“This gyre can sometimes help to spin up one or multiple tropical depressions or storms either in the East Pacific, western Caribbean or western Gulf of Mexico,” Kottlowski said.

There is a chance one such feature may try to organize during the second half of this week over the western Gulf of Mexico.

Steering winds would cause this feature to drift onshore in northeastern Mexico before too long, so time would be limited for significant development.

Meanwhile, a general uptick in showers and thunderstorms is expected over Central America and central, eastern and southern Mexico in the coming days as the gyre and smaller disturbances materialize.

Incidents of localized flooding, mudslides and gusty winds are possible.

The gyre, when combined with the circulation around high pressure over the southeastern U.S., can also pump moisture into South Texas in the coming days.

Depending on exactly where the plume of moisture sets up, the pattern could evolve from beneficial rain in some areas to too much rain and flooding in others, even in lieu of any tropical depression or storm.

Meteorologists are also monitoring for the potential for Karen to be pulled westward into the Gulf of Mexico during early October.

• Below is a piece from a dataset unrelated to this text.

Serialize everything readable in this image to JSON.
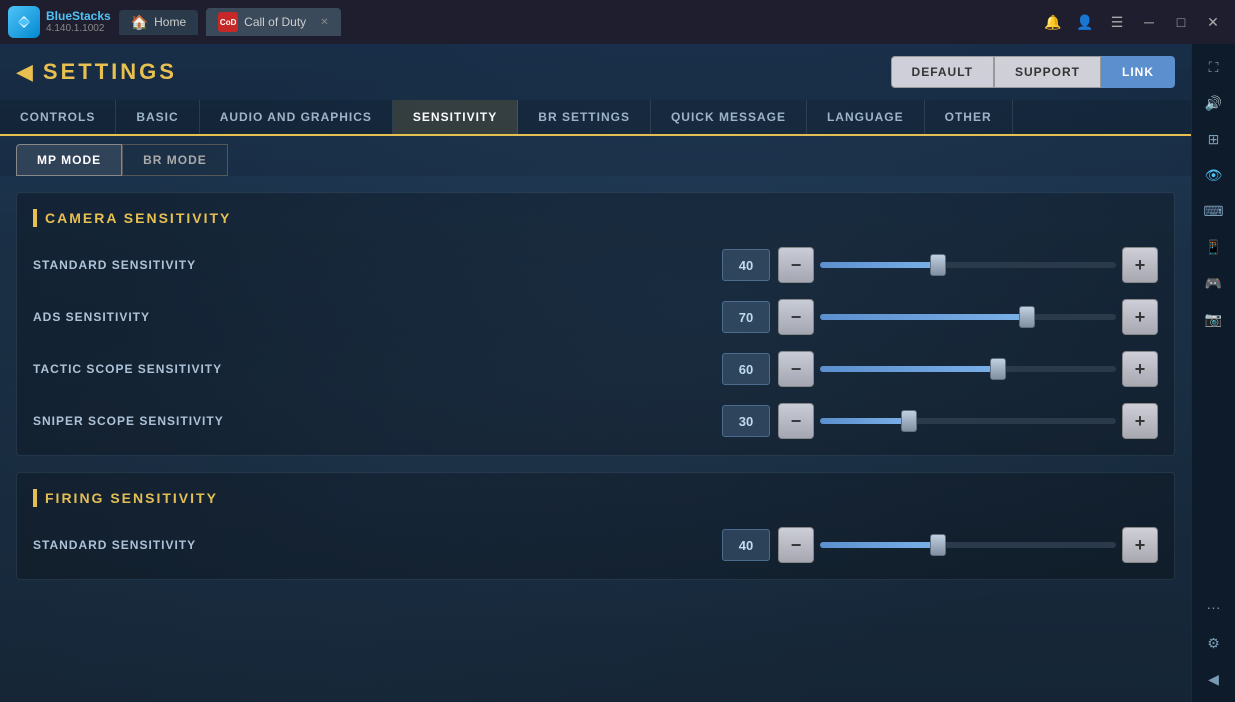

Karen is forecast to meander north of the Bahamas next week, when its path may become highly uncertain should it survive increasing wind shear.